* [Task to carry out]:
In the entries below, count every line with the string "your". State the count and nothing else.

* [Input material]:
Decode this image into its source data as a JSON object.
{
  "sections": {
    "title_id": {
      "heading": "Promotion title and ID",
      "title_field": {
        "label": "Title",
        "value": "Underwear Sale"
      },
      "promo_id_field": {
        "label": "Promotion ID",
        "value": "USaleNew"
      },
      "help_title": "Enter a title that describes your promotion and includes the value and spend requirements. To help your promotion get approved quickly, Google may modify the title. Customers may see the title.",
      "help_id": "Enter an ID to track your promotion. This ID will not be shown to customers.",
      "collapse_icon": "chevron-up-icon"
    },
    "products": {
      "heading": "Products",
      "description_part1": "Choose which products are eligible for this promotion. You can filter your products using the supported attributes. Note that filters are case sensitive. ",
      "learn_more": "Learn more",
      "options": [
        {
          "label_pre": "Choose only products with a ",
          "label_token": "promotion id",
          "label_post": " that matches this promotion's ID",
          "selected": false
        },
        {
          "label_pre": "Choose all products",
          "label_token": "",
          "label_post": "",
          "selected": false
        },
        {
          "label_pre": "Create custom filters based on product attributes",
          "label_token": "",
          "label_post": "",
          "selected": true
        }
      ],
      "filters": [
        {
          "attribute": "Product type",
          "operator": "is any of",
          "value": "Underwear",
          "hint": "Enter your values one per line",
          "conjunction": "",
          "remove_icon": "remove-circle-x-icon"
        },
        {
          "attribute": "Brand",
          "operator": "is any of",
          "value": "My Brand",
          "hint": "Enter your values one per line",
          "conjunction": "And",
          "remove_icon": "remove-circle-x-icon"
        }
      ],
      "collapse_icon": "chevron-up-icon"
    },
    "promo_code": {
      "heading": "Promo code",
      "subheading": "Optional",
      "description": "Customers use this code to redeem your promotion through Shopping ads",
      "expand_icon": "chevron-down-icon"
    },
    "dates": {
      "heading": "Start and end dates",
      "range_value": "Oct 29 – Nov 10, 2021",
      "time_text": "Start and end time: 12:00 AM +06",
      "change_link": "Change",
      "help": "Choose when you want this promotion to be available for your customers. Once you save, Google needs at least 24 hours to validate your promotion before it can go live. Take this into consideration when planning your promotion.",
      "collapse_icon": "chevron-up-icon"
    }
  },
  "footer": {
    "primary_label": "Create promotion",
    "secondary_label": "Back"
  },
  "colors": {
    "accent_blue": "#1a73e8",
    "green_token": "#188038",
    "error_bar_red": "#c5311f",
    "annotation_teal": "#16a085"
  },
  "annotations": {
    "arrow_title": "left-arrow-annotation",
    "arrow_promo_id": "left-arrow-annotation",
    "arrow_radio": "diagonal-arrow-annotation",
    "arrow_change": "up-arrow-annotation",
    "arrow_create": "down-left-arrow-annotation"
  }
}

* [Task answer]:
7